Our PHP program and clinicians help individuals with symptoms of OCD by providing a safe and structured environment with access to medical supervision, including therapy with family members and one-on-one and group therapy with individuals with the same mental health disorder and substance abuse issues.

PHP is ideal for addressing the symptoms of OCD and co-occurring substance abuse because it includes individual and group therapy, medication management, and other experiential therapies. Our clients can access care during the day and return home in the evenings to continue their routines. You can practice new behaviors, overcome anxiety, and build social connections in a supportive community.

Identifying High-Risk OCD Factors

OCD is a disorder that impacts people of all ages and backgrounds worldwide. The causes are unknown, but risk factors include:

  • Genetics: Close relatives are more likely to develop the disorder themselves.
  • Brain Structure: Brain imaging has found structural differences in the brains of people with OCD. The parts affected are those responsible for processing emotions, decision-making, and impulse control.
  • Brain Functioning: Individuals with OCD have abnormalities in specific brain areas. These abnormalities present as difficulty in decision-making and impulse control and interfere with motor movements and cognitive processes.
  • Environment: Air pollution, noise, and chemical exposure can trigger compulsive behaviors and intrusive thoughts in individuals with OCD. Cluttered environments can play a role as well.

Forms of OCD Treated at TRUE

We treat five different forms of OCD at our treatment center. Regardless of the type our clients are experiencing, our intensive treatment produces results that lead to long-term recovery while keeping each person’s needs at the center of what we do.


Checking is an obsession with causing damage or harm from being careless. Checking can lead to making sure the door is locked, the stove is off, or items are still stored in their wallet, such as cash, cards, and identification. Individuals who perform checking rituals will check for their items multiple times or even stare at the things for long periods to feel a sense of ease.

Contamination / Mental Contamination

Contamination is the fear that one is near illness or viruses that can be easily spread to them. Some individuals also experience contamination of everyday things and people, which makes them feel unclean. This results in obsessive hand washing to stop the spread of possible contamination. These behaviors lead some individuals to avoid certain people, objects, or places for fear of getting sick.

Symmetry and Ordering

One of the most recognizable forms of OCD is the obsession with objects being in a precise position, which usually involves making sure things are organized with symmetry.

For example, wall hangings need to be positioned the same way, or canned goods in a pantry must all be turned the same way. If the person doesn’t perform the compulsions to make everything just right, they might experience distress or thoughts that harm or danger will ensue if they aren’t corrected.

Ruminations / Intrusive Thoughts

When a person with OCD gets something stuck in their head, it can be distressing. Individuals who experience ruminations tend to get stuck on a topic for a long time and ignore personal obligations while fixating on a solution to the problem. In addition, when they focus on a topic for too long, they feel unsatisfied or empty.

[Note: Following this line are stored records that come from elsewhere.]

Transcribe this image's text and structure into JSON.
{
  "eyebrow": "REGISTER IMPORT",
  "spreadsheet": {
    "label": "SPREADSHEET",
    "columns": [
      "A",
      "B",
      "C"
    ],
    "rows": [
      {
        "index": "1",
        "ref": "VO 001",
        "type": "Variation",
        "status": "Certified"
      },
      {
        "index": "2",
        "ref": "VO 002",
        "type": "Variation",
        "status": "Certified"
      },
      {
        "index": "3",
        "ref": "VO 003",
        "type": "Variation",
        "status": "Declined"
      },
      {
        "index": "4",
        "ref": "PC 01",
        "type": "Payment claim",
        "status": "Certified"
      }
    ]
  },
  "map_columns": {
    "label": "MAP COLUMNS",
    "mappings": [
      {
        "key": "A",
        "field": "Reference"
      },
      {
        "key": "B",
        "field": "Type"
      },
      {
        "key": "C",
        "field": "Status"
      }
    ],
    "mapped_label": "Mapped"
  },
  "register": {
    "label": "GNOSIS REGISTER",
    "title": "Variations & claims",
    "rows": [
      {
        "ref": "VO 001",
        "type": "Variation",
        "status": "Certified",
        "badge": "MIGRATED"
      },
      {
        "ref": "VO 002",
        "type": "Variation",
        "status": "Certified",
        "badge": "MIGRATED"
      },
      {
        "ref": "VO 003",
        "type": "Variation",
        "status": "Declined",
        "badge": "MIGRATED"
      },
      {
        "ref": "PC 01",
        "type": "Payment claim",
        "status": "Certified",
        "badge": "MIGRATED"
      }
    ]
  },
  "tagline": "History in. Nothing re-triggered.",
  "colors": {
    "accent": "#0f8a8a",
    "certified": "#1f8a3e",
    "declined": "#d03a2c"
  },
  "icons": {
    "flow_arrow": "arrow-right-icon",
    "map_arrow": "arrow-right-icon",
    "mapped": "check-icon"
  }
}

When individuals experience intrusive thoughts, they typically happen randomly and can involve self-harm or harming a loved one or stranger. To silence these obsessive thoughts, an individual might resort to compulsive behaviors or repeated words to calm down.


The excessive and compulsive cumulation of items characterizes hoarding. The result is a cluttered living space that interferes with daily life. When hoarding, individuals continue to have patterns of intrusive thoughts and other unwanted behaviors.

Get the Help You Deserve Now

If you’re ready to break the mental entrapment of obsessive-compulsive disorder and co-occurring substance use disorders, call us. Our team understands each person has a unique set of needs, and we have an obsessive-compulsive disorder treatment team equipped to handle each. Our treatment team is ready to help you or your loved one.